**Data listing:**

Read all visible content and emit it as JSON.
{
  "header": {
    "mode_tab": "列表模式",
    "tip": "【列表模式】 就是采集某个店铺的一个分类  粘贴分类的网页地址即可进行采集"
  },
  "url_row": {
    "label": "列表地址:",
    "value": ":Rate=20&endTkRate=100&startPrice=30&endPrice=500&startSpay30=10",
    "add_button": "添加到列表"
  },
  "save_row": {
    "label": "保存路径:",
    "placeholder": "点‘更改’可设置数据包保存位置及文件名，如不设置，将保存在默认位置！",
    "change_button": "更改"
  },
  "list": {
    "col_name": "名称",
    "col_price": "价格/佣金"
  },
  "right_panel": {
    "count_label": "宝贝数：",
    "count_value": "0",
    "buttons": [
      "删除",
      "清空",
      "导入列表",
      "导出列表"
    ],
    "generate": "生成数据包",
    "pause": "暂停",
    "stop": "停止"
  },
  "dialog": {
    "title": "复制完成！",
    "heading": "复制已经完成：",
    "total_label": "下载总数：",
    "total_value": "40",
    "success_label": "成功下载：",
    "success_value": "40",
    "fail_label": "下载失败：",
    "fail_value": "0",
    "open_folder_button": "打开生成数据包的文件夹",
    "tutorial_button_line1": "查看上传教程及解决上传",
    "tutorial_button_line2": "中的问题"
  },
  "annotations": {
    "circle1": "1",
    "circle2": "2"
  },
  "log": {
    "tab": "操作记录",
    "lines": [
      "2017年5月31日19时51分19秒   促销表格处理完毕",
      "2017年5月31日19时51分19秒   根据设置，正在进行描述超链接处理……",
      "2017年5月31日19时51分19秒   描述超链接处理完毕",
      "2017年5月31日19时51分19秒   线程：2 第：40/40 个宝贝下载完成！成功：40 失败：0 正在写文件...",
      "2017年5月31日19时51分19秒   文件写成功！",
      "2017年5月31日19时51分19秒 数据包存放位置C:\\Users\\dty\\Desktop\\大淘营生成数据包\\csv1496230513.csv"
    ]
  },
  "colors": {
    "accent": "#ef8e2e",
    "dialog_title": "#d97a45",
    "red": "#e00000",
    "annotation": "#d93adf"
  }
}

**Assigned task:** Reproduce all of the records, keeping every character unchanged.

**Written response:**
Read all visible content and emit it as JSON.
{
  "header": {
    "mode_tab": "列表模式",
    "tip": "【列表模式】 就是采集某个店铺的一个分类  粘贴分类的网页地址即可进行采集"
  },
  "url_row": {
    "label": "列表地址:",
    "value": ":Rate=20&endTkRate=100&startPrice=30&endPrice=500&startSpay30=10",
    "add_button": "添加到列表"
  },
  "save_row": {
    "label": "保存路径:",
    "placeholder": "点‘更改’可设置数据包保存位置及文件名，如不设置，将保存在默认位置！",
    "change_button": "更改"
  },
  "list": {
    "col_name": "名称",
    "col_price": "价格/佣金"
  },
  "right_panel": {
    "count_label": "宝贝数：",
    "count_value": "0",
    "buttons": [
      "删除",
      "清空",
      "导入列表",
      "导出列表"
    ],
    "generate": "生成数据包",
    "pause": "暂停",
    "stop": "停止"
  },
  "dialog": {
    "title": "复制完成！",
    "heading": "复制已经完成：",
    "total_label": "下载总数：",
    "total_value": "40",
    "success_label": "成功下载：",
    "success_value": "40",
    "fail_label": "下载失败：",
    "fail_value": "0",
    "open_folder_button": "打开生成数据包的文件夹",
    "tutorial_button_line1": "查看上传教程及解决上传",
    "tutorial_button_line2": "中的问题"
  },
  "annotations": {
    "circle1": "1",
    "circle2": "2"
  },
  "log": {
    "tab": "操作记录",
    "lines": [
      "2017年5月31日19时51分19秒   促销表格处理完毕",
      "2017年5月31日19时51分19秒   根据设置，正在进行描述超链接处理……",
      "2017年5月31日19时51分19秒   描述超链接处理完毕",
      "2017年5月31日19时51分19秒   线程：2 第：40/40 个宝贝下载完成！成功：40 失败：0 正在写文件...",
      "2017年5月31日19时51分19秒   文件写成功！",
      "2017年5月31日19时51分19秒 数据包存放位置C:\\Users\\dty\\Desktop\\大淘营生成数据包\\csv1496230513.csv"
    ]
  },
  "colors": {
    "accent": "#ef8e2e",
    "dialog_title": "#d97a45",
    "red": "#e00000",
    "annotation": "#d93adf"
  }
}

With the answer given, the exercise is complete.